Each Friday, the another jennifer blog shares stories of those who incorporate philanthropy into their everyday lives – personally and professionally – in a creative and unique way. If you have a story you’d like to share, please contact Jennifer. You can view past posts from the series here.
The following article is a guest post from my good friend Ilene Evans.
We stood on the grass as the van made its way over the gravel driveway. As it came to a stop, E. emerged with a brown cocker spaniel in her arms.
“This one’s yours!” she said as she handed the dog to me. “Isn’t he a beauty?”
The kids gathered around me as we said hello to our first foster dog Brock.
That was a year ago.
We’ve fostered fourteen dogs since.
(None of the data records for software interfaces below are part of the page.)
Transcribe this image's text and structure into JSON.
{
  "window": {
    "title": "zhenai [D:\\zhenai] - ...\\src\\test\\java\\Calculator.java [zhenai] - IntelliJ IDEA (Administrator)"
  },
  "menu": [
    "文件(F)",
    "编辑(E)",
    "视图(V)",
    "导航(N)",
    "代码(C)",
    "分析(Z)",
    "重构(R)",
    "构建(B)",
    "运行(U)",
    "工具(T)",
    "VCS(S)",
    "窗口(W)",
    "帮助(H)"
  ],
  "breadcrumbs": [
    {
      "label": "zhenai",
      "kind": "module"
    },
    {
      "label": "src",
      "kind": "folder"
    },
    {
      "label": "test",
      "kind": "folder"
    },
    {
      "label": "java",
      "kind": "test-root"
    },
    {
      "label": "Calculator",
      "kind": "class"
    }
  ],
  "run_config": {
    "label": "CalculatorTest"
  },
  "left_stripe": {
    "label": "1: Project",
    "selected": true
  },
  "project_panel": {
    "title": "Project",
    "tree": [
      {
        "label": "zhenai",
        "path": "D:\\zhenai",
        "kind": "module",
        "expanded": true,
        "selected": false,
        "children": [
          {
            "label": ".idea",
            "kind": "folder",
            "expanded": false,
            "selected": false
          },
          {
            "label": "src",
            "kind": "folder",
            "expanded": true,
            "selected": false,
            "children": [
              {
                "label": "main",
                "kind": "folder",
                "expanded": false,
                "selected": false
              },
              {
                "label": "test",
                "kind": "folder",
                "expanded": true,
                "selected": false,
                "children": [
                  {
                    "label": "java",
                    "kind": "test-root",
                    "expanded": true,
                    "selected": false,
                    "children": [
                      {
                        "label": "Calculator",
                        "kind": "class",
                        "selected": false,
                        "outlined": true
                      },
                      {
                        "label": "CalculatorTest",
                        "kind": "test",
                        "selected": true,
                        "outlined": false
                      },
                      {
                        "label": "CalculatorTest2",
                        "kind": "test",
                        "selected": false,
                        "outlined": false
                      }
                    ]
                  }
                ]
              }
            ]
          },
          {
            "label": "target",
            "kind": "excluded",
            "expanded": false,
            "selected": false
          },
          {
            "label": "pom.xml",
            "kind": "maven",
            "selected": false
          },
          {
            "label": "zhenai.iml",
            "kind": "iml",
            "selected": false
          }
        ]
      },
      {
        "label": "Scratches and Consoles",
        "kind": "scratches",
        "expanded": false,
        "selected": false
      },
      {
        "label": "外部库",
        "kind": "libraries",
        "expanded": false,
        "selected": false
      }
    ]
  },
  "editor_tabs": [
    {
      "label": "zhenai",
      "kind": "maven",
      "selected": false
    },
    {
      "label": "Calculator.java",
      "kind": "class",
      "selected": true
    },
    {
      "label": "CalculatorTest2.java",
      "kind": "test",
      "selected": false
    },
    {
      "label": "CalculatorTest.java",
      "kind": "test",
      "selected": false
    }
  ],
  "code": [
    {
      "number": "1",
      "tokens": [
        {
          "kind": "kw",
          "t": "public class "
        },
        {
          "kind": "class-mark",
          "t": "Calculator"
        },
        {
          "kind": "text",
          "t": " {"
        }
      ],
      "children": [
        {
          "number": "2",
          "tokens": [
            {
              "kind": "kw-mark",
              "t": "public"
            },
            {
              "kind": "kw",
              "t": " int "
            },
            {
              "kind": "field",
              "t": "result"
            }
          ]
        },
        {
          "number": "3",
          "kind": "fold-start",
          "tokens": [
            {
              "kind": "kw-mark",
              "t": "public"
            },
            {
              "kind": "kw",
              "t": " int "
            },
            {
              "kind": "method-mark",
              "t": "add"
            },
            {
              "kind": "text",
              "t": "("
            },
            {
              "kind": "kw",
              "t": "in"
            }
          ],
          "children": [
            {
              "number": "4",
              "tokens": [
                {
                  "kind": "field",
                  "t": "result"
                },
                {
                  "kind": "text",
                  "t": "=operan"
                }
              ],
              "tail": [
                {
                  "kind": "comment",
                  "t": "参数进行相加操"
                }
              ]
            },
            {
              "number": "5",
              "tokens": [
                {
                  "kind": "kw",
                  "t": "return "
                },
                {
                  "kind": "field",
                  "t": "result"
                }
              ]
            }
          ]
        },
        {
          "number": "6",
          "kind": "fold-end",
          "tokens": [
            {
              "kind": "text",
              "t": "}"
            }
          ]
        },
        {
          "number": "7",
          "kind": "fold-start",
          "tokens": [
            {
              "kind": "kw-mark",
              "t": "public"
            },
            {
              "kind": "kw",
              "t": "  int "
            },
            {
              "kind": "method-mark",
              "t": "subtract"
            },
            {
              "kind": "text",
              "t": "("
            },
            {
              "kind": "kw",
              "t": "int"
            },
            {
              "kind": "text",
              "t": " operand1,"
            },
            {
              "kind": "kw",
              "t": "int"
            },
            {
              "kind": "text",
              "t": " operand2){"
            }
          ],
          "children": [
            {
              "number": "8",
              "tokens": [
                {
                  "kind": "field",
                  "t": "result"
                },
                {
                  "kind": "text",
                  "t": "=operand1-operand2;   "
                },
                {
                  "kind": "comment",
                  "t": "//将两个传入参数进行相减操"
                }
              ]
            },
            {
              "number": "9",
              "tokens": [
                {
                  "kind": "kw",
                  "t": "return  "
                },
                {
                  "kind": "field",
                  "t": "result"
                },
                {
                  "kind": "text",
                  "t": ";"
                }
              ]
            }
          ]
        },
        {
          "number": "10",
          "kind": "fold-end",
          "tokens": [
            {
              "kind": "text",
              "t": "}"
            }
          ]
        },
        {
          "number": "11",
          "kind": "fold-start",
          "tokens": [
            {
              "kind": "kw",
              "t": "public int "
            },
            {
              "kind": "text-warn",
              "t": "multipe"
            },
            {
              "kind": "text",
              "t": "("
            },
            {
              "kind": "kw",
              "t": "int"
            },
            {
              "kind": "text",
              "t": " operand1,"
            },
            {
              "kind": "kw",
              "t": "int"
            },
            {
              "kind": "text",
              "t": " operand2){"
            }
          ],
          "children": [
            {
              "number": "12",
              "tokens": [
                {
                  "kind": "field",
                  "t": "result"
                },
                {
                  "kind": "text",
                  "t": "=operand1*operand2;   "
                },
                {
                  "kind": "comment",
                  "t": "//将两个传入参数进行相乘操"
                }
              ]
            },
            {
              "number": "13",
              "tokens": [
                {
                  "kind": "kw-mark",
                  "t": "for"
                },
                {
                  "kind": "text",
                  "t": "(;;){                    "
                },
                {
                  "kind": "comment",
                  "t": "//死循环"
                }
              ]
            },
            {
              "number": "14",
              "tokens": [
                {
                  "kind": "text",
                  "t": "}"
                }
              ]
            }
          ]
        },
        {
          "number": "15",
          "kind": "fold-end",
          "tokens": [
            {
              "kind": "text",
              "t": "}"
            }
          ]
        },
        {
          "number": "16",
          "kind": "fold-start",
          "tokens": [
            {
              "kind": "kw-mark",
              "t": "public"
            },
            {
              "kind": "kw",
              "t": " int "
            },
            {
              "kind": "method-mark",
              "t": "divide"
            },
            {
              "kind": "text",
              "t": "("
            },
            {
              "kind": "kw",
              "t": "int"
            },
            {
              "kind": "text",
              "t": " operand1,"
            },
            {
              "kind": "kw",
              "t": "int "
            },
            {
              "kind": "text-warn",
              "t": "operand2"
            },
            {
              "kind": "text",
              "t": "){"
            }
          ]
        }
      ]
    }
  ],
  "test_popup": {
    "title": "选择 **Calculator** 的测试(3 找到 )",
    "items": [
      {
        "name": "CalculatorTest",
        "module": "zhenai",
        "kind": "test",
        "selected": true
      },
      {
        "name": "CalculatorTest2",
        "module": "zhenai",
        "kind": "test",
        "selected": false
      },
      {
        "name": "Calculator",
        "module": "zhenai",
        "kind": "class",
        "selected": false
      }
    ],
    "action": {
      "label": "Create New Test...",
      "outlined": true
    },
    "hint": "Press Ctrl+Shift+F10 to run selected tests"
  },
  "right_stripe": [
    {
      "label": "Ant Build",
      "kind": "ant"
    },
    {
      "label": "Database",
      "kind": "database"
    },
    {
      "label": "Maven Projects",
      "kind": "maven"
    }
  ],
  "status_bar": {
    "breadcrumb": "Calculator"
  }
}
For those of you unfamiliar with the role of dog foster parents, we are the bridge between the shelter and the permanent home for a dog, most of them narrowly escaping being euthanized at high kill facilities. According to the American Society for the Prevention of Cruelty to Animals (“ASPCA”), approximately 3 million to 4 million dogs and cats are euthanized in shelters annually. This number translates to 60 percent of dogs and 70 percent of cats entering shelters are “put down,” and never have the chance to find a home or return to the home they strayed from.
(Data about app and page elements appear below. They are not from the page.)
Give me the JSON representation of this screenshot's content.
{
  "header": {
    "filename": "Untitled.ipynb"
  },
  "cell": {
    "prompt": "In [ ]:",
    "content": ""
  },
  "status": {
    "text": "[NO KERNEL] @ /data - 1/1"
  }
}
Animal rescue organizations around the country work with extensive networks of shelter workers, rescue drivers and rescue pilots to release dogs from shelters and transport them to families who are willing to care for them until they find permanent homes.
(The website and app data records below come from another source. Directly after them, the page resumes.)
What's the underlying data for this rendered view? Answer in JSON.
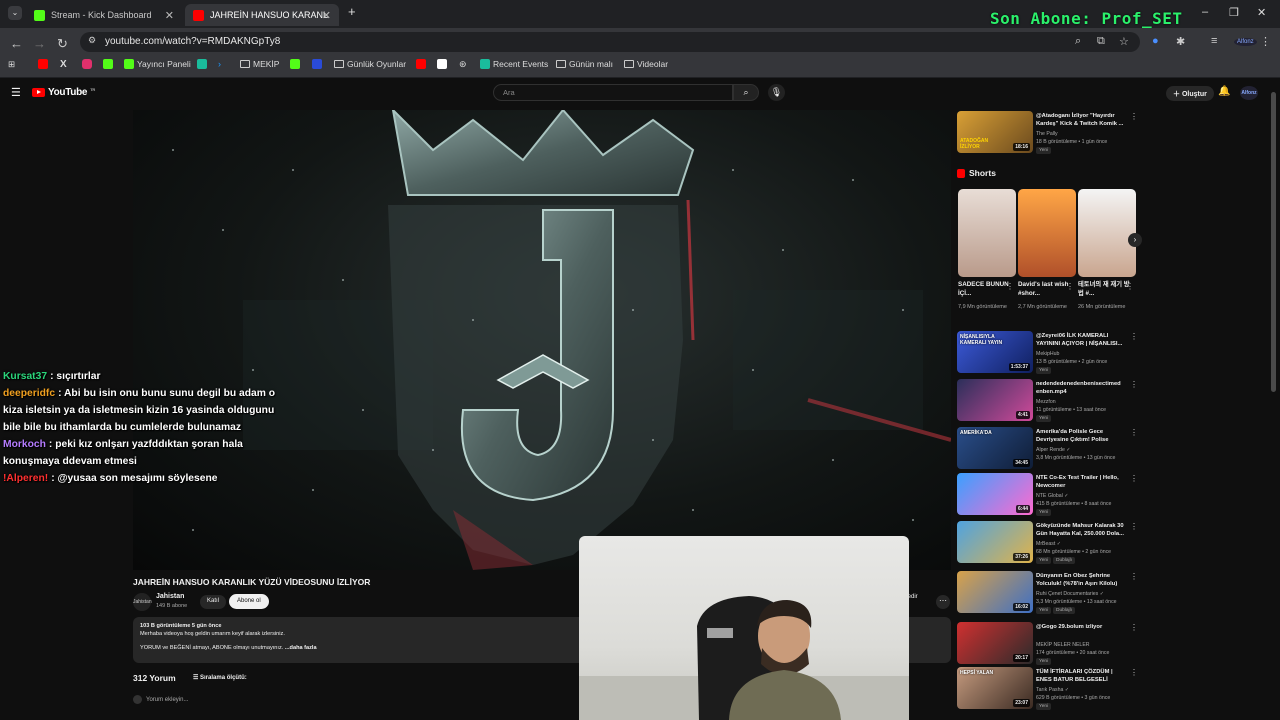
{
  "browser": {
    "tabs": [
      {
        "title": "Stream - Kick Dashboard",
        "active": false,
        "favicon_color": "#53fc18"
      },
      {
        "title": "JAHREİN HANSUO KARANLIK Y",
        "active": true,
        "favicon_color": "#ff0000"
      }
    ],
    "new_tab": "+",
    "url": "youtube.com/watch?v=RMDAKNGpTy8",
    "window_controls": [
      "–",
      "❐",
      "✕"
    ]
  },
  "overlay": {
    "last_subscriber": "Son Abone: Prof_SET"
  },
  "bookmarks": [
    {
      "label": "",
      "icon": "youtube-icon",
      "color": "#ff0000"
    },
    {
      "label": "",
      "icon": "x-icon",
      "color": "#ffffff"
    },
    {
      "label": "",
      "icon": "instagram-icon",
      "color": "#e1306c"
    },
    {
      "label": "",
      "icon": "kick-icon",
      "color": "#53fc18"
    },
    {
      "label": "Yayıncı Paneli",
      "icon": "kick-icon",
      "color": "#53fc18"
    },
    {
      "label": "",
      "icon": "app-icon",
      "color": "#1abc9c"
    },
    {
      "label": "",
      "icon": "prime-icon",
      "color": "#1a98ff"
    },
    {
      "label": "MEKİP",
      "icon": "folder-icon",
      "color": ""
    },
    {
      "label": "",
      "icon": "kick-icon",
      "color": "#53fc18"
    },
    {
      "label": "",
      "icon": "app-icon",
      "color": "#2a4bd7"
    },
    {
      "label": "Günlük Oyunlar",
      "icon": "folder-icon",
      "color": ""
    },
    {
      "label": "",
      "icon": "youtube-icon",
      "color": "#ff0000"
    },
    {
      "label": "",
      "icon": "image-icon",
      "color": "#ffffff"
    },
    {
      "label": "",
      "icon": "chatgpt-icon",
      "color": "#cccccc"
    },
    {
      "label": "Recent Events",
      "icon": "app-icon",
      "color": "#1abc9c"
    },
    {
      "label": "Günün malı",
      "icon": "folder-icon",
      "color": ""
    },
    {
      "label": "Videolar",
      "icon": "folder-icon",
      "color": ""
    }
  ],
  "youtube": {
    "logo": "YouTube",
    "logo_region": "TR",
    "search_placeholder": "Ara",
    "create_label": "Oluştur",
    "avatar_text": "Alfonz",
    "video": {
      "title": "JAHREİN HANSUO KARANLIK YÜZÜ VİDEOSUNU İZLİYOR",
      "channel": "Jahistan",
      "channel_avatar_text": "Jahistan",
      "subscribers": "149 B abone",
      "join_label": "Katıl",
      "subscribe_label": "Abone ol",
      "share_label": "İedir",
      "description_meta": "103 B görüntüleme  5 gün önce",
      "description_line1": "Merhaba videoya hoş geldin umarım keyif alarak izlersiniz.",
      "description_line2": "YORUM ve BEĞENİ atmayı, ABONE olmayı unutmayınız.",
      "description_more": "...daha fazla",
      "comment_count": "312 Yorum",
      "sort_label": "Sıralama ölçütü:",
      "add_comment": "Yorum ekleyin..."
    },
    "top_video": {
      "title": "@Atadoganı İzliyor \"Hayırdır Kardeş\" Kick & Twitch Komik ...",
      "channel": "The Pally",
      "views": "18 B görüntüleme • 1 gün önce",
      "badge": "Yeni",
      "duration": "18:16"
    },
    "shorts_heading": "Shorts",
    "shorts": [
      {
        "title": "SADECE BUNUN İÇİ...",
        "views": "7,9 Mn görüntüleme"
      },
      {
        "title": "David's last wish #shor...",
        "views": "2,7 Mn görüntüleme"
      },
      {
        "title": "테토녀의 재 재기 방법 #...",
        "views": "26 Mn görüntüleme"
      }
    ],
    "recommendations": [
      {
        "title": "@Zeyrei06 İLK KAMERALI YAYININI AÇIYOR | NİŞANLISI...",
        "channel": "MekipHub",
        "views": "13 B görüntüleme • 2 gün önce",
        "badge": "Yeni",
        "dubbed": "",
        "duration": "1:53:37"
      },
      {
        "title": "nedendedenedenbenisectimed enben.mp4",
        "channel": "Mezzfon",
        "views": "11 görüntüleme • 13 saat önce",
        "badge": "Yeni",
        "dubbed": "",
        "duration": "4:41"
      },
      {
        "title": "Amerika'da Polisle Gece Devriyesine Çıktım! Polise Küf...",
        "channel": "Alper Rende ✓",
        "views": "3,8 Mn görüntüleme • 13 gün önce",
        "badge": "",
        "dubbed": "",
        "duration": "34:45"
      },
      {
        "title": "NTE Co-Ex Test Trailer | Hello, Newcomer",
        "channel": "NTE Global ✓",
        "views": "415 B görüntüleme • 8 saat önce",
        "badge": "Yeni",
        "dubbed": "",
        "duration": "6:44"
      },
      {
        "title": "Gökyüzünde Mahsur Kalarak 30 Gün Hayatta Kal, 250.000 Dola...",
        "channel": "MrBeast ✓",
        "views": "68 Mn görüntüleme • 2 gün önce",
        "badge": "Yeni",
        "dubbed": "Dublajlı",
        "duration": "37:26"
      },
      {
        "title": "Dünyanın En Obez Şehrine Yolculuk! (%78'in Aşırı Kilolu)",
        "channel": "Ruhi Çenet Documentaries ✓",
        "views": "3,3 Mn görüntüleme • 13 saat önce",
        "badge": "Yeni",
        "dubbed": "Dublajlı",
        "duration": "16:02"
      },
      {
        "title": "@Gogo 29.bolum izliyor",
        "channel": "MEKİP NELER NELER",
        "views": "174 görüntüleme • 20 saat önce",
        "badge": "Yeni",
        "dubbed": "",
        "duration": "20:17"
      },
      {
        "title": "TÜM İFTİRALARI ÇÖZDÜM | ENES BATUR BELGESELİ",
        "channel": "Tarık Pasha ✓",
        "views": "629 B görüntüleme • 3 gün önce",
        "badge": "Yeni",
        "dubbed": "",
        "duration": "23:07"
      }
    ],
    "thumb_text": {
      "top": "ATADOĞAN İZLİYOR",
      "zeyrei": "NİŞANLISIYLA KAMERALI YAYIN",
      "amerika": "AMERİKA'DA",
      "enes": "HEPSİ YALAN"
    }
  },
  "chat": [
    {
      "user": "Kursat37",
      "color": "#2bd67b",
      "message": "sıçırtırlar"
    },
    {
      "user": "deeperidfc",
      "color": "#f0a020",
      "message": "Abi bu isin onu bunu sunu degil bu adam o kiza isletsin ya da isletmesin kizin 16 yasinda oldugunu bile bile bu ithamlarda bu cumlelerde bulunamaz"
    },
    {
      "user": "Morkoch",
      "color": "#b57cff",
      "message": "peki kız onlşarı yazfddıktan şoran hala konuşmaya ddevam etmesi"
    },
    {
      "user": "!Alperen!",
      "color": "#ff3030",
      "message": "@yusaa son mesajımı söylesene"
    }
  ]
}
In my house, rescuing dogs is a family affair. Not only are my three children involved with the care of our foster dogs, they are also acutely aware that every time we take a dog, we are saving a life. Is it difficult to say goodbye to the dogs when they find their permanent homes? Absolutely. It’s not unusual for there to be tears on adoption day. We love these dogs. As a foster family, that’s part of our job.
I’ve had many people ask me questions such as these.
“Won’t the kids be sad when the dog is adopted?”
Of course the kids will be sad.
Some people have gone as far as to say this:
“How can you let your kids get attached to these dogs only to have them leave you?”
When we love something, we tend to want it to stay around forever, but nothing is forever. That’s not how life works. We will all have many goodbyes in our lifetime, and the farewell to our foster dogs is bittersweet. It’s that good kind of hurt, of knowing that our dog is moving on to an owner who will love that dog the way we did, creating room in our home to save yet another life.
With every goodbye, comes another hello.
With every goodbye, we give another shelter dog a second chance.
For more information on becoming a foster parent to shelter dogs, in Central New Jersey, contact Castle of Dreams Animal Rescue. Or, contact your local ASPCA.
Ilene Evans, the Creator of The Fierce Diva Guide to Life, is a writer, yoga teacher, soccer mom, and foster parent to over a dozen rescue dogs. You can find Ilene blogging at The Fierce Diva Guide to Life, as well as on Facebook, Twitter, or Google Plus.